That is why, two years after the Paris accord was successfully negotiated, we are increasingly aligning actions and resources in support of developing countries’ goals. In July, the G20 Sustainability Action Plan embedded the Paris agreement in G20 policies and noted that more effective use of financing from multilateral development institutions is key to innovation and private investment in climate action.
In 2016 alone, multilateral development institutions committed over US $27 billion in climate finance, and we continue to step up our work, determined to broaden the private and public finance mobilized for climate action at COP 23.
We commit to:
- Deliver on the promises that we made in 2015 to increase our support for climate investments in developing countries by 2020, both from our direct financing and from our mobilization efforts;
- Increase mobilization of private-sector investment by supporting policy and regulatory reforms. This includes aligning price signals, making innovative use of policy and finance instruments and, as applicable, leveraging concessional (below-market-rate) finance to help scale up public and private investment in climate projects.
- Strengthen international efforts by working together and with other development finance institutions, to increase transparency and consistency in tracking climate finance tracking and reporting greenhouse-gas emissions;
- Put climate change at the heart of what we do, bringing climate policy into the mainstream of our activities, and aligning financial flows to the Paris agreement;

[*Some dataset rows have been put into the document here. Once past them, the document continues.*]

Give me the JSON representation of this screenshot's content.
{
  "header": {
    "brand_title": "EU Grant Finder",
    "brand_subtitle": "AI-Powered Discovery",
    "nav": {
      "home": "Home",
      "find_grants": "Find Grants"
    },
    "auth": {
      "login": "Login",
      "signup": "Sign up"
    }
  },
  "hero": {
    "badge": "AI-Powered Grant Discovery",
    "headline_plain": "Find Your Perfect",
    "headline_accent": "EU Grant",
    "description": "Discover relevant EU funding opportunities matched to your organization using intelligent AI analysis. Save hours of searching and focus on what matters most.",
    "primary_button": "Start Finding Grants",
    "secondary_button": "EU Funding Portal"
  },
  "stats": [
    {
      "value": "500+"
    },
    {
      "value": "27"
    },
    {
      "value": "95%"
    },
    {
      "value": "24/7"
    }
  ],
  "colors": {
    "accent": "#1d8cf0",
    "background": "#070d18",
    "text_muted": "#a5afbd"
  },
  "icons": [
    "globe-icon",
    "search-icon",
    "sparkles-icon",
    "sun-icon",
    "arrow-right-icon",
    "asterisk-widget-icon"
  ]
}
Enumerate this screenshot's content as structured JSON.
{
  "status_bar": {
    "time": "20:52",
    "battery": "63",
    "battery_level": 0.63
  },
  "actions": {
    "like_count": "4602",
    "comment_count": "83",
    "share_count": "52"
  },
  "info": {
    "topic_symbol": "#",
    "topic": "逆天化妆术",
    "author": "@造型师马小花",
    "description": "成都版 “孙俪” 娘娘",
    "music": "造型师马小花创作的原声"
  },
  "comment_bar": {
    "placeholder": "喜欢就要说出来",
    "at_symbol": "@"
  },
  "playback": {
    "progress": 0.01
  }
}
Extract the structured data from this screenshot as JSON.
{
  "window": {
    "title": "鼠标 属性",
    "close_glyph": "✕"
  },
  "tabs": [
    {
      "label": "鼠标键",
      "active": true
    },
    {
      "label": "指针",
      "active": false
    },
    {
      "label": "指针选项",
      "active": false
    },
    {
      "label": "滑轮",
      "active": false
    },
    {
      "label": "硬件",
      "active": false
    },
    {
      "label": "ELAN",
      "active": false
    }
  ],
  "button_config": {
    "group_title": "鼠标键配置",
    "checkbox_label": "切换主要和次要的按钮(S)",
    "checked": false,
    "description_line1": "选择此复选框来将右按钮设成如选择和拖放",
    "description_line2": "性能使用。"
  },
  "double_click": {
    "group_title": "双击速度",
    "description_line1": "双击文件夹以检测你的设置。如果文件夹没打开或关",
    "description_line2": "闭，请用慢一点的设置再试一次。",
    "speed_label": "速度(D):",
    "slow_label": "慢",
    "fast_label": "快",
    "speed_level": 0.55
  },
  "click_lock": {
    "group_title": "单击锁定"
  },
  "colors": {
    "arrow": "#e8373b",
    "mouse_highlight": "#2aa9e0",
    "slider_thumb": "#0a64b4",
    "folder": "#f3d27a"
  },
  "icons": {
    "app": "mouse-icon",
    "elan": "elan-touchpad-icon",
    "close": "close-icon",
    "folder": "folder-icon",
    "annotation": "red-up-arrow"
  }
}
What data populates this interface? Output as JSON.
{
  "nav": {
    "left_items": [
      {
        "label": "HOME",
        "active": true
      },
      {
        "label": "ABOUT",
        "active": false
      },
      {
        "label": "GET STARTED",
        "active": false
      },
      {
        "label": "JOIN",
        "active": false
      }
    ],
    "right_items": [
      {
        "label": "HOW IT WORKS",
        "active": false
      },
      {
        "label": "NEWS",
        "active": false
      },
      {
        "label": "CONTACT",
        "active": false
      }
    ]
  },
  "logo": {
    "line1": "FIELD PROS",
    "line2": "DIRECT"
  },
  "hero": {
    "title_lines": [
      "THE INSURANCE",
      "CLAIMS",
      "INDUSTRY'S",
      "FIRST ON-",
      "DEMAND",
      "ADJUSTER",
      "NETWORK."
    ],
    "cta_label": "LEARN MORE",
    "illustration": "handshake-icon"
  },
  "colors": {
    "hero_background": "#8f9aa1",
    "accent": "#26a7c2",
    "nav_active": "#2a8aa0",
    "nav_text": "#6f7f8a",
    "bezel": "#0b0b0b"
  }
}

- Support countries, cities, and territories with their own climate action plans and build the conditions for an ambitious next generation of such contributions; and
- Work with our clients to support initiatives that protect the most climate-vulnerable areas, including small island developing states, while mobilizing more finance for developing countries to build resilience and to adapt their infrastructure, communities, ecosystems, and businesses to the consequences of climate change.
Each of these measures supports our strong commitment to the UN’s Sustainable Development Goals. By pursuing them, climate action will become a key part of the international community’s work to place infrastructure and the rollout of new technologies and policies for energy, water, and mobility at the core of sustainable development.
This is a serious response to a serious challenge. Climate change poses a grave threat to the natural environment, to economic growth, and to the lives of all people around the world, especially the poorest and most vulnerable.
It is fitting that this threat to national economies and to every person on earth, and the opportunity to counter it, should be tackled with the backing of multilateral development institutions. We call on others to join us in placing climate action at the center of their business, stepping up climate finance, and tracking its impact around the world.
This Op-Ed was first published by Project Syndicate on December 11, 2017. See link: https://www.project-syndicate.org/commentary/paris-agreement-climate-multilateral-institutions-funding-by-akinwumi-adesina-et-al-2017-12
Akinwumi Adesina is President of the African Development Bank.
Suma Chakrabarti is President of the European Bank for Reconstruction and Development.
Bandar M. H. Hajjar is President of the Islamic Development Bank.
Werner Hoyer est président de la Banque européenne d'investissement.
Kundapur Vaman Kamath est le président de la Nouvelle banque de développement.
Jim Yong Kim est président du Groupe de la Banque mondiale.
Jin Liqun est président de Banque asiatique d’investissement.
Luis Alberto Moreno est président de la Banque interaméricaine de développement et membre du Conseil de fondation du Forum économique mondial.
Takehiko Nakao est président de la Banque asiatique de développement.